▸ **About this task**
Filter out every line below that lacks "Fácil", and copy the rest.

(Website and app data records)
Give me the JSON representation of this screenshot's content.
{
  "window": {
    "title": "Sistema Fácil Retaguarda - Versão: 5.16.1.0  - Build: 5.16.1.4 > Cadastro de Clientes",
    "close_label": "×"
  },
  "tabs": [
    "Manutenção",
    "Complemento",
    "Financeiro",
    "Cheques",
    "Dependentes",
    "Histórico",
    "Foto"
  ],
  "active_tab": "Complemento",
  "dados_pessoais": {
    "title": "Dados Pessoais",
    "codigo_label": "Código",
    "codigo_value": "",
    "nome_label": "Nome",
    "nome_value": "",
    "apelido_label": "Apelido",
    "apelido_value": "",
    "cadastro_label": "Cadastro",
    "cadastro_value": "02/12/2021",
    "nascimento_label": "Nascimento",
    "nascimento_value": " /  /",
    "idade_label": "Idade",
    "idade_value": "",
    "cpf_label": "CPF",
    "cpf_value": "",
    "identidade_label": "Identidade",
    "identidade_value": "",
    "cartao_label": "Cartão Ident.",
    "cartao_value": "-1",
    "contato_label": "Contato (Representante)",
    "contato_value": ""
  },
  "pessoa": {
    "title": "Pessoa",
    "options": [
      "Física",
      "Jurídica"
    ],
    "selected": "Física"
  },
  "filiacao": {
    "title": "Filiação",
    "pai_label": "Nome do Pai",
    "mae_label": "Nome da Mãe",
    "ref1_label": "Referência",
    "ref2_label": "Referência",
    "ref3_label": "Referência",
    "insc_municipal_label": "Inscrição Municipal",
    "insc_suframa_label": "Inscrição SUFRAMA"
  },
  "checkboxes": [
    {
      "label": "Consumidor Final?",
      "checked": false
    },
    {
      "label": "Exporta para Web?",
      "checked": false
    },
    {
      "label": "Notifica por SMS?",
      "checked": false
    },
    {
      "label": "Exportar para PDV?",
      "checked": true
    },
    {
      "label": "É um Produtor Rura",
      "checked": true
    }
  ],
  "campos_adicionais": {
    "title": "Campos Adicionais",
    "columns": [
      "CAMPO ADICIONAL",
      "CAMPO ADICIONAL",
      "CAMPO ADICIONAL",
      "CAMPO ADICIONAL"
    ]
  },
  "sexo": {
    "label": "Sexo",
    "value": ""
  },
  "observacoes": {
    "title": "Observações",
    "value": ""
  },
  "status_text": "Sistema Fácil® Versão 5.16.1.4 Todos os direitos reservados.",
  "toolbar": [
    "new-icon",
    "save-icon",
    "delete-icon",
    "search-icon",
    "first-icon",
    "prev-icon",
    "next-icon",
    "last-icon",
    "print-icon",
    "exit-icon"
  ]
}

▸ **Written reply**
    "title": "Sistema Fácil Retaguarda - Versão: 5.16.1.0  - Build: 5.16.1.4 > Cadastro de Clientes",
  "status_text": "Sistema Fácil® Versão 5.16.1.4 Todos os direitos reservados.",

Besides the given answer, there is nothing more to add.